▶ _Requirement_
Give the entries below again, word for word, and leave out the images.

[Web page and app entries]
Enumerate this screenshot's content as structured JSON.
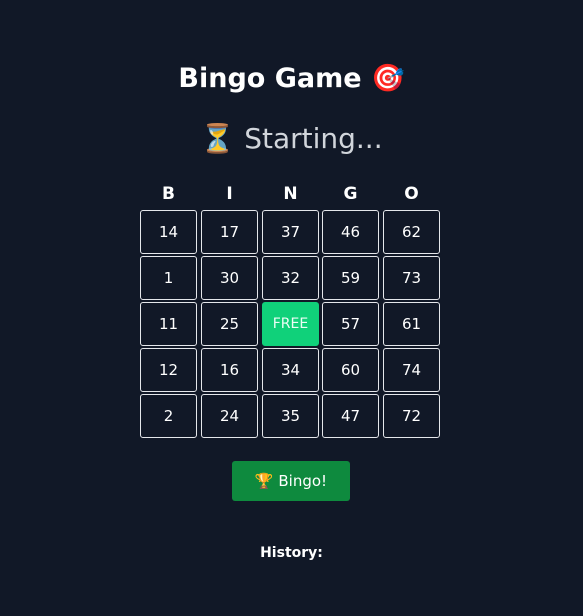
{
  "header": {
    "title": "Bingo Game",
    "title_icon": "🎯",
    "status_icon": "⏳",
    "status_text": "Starting..."
  },
  "card": {
    "letters": [
      "B",
      "I",
      "N",
      "G",
      "O"
    ],
    "rows": [
      [
        "14",
        "17",
        "37",
        "46",
        "62"
      ],
      [
        "1",
        "30",
        "32",
        "59",
        "73"
      ],
      [
        "11",
        "25",
        "FREE",
        "57",
        "61"
      ],
      [
        "12",
        "16",
        "34",
        "60",
        "74"
      ],
      [
        "2",
        "24",
        "35",
        "47",
        "72"
      ]
    ]
  },
  "actions": {
    "bingo_icon": "🏆",
    "bingo_label": "Bingo!"
  },
  "history": {
    "label": "History:"
  },
  "colors": {
    "background": "#111827",
    "free_cell": "#10d17a",
    "bingo_button": "#0e8a3e"
  }
}
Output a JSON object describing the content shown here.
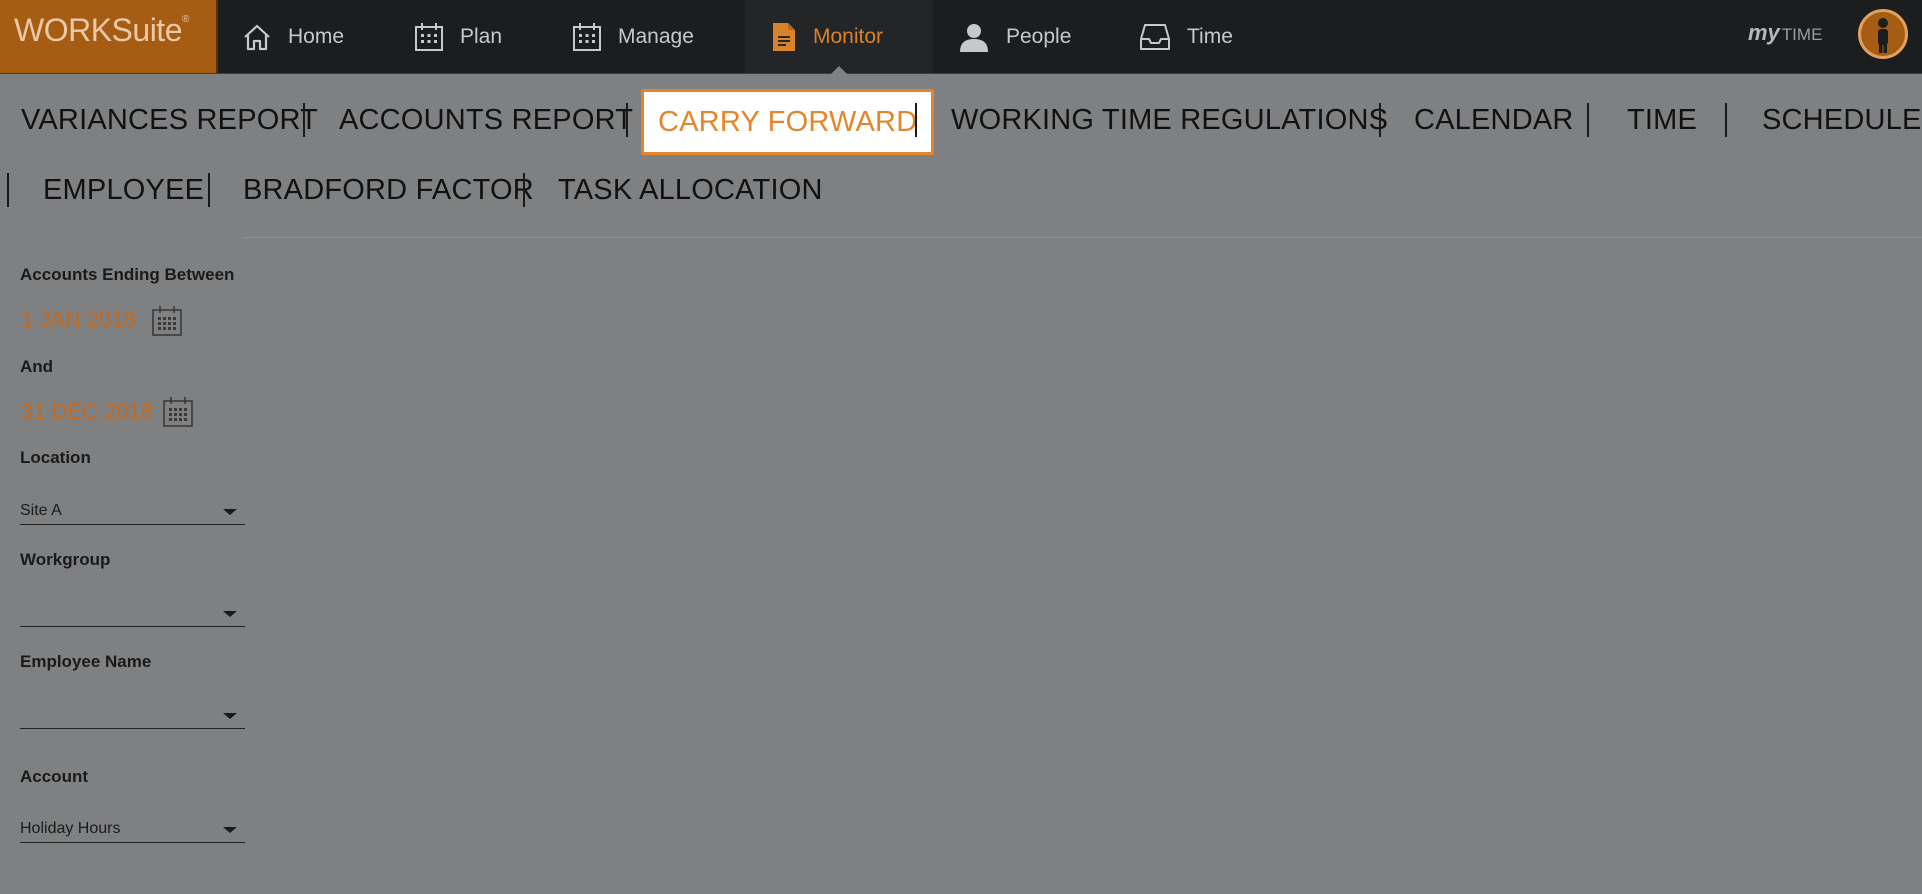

▶ _Exercise result_
Enumerate this screenshot's content as structured JSON.
{
  "header": {
    "title": "Bingo Game",
    "title_icon": "🎯",
    "status_icon": "⏳",
    "status_text": "Starting..."
  },
  "card": {
    "letters": [
      "B",
      "I",
      "N",
      "G",
      "O"
    ],
    "rows": [
      [
        "14",
        "17",
        "37",
        "46",
        "62"
      ],
      [
        "1",
        "30",
        "32",
        "59",
        "73"
      ],
      [
        "11",
        "25",
        "FREE",
        "57",
        "61"
      ],
      [
        "12",
        "16",
        "34",
        "60",
        "74"
      ],
      [
        "2",
        "24",
        "35",
        "47",
        "72"
      ]
    ]
  },
  "actions": {
    "bingo_icon": "🏆",
    "bingo_label": "Bingo!"
  },
  "history": {
    "label": "History:"
  },
  "colors": {
    "background": "#111827",
    "free_cell": "#10d17a",
    "bingo_button": "#0e8a3e"
  }
}
Output a JSON object describing the content shown here.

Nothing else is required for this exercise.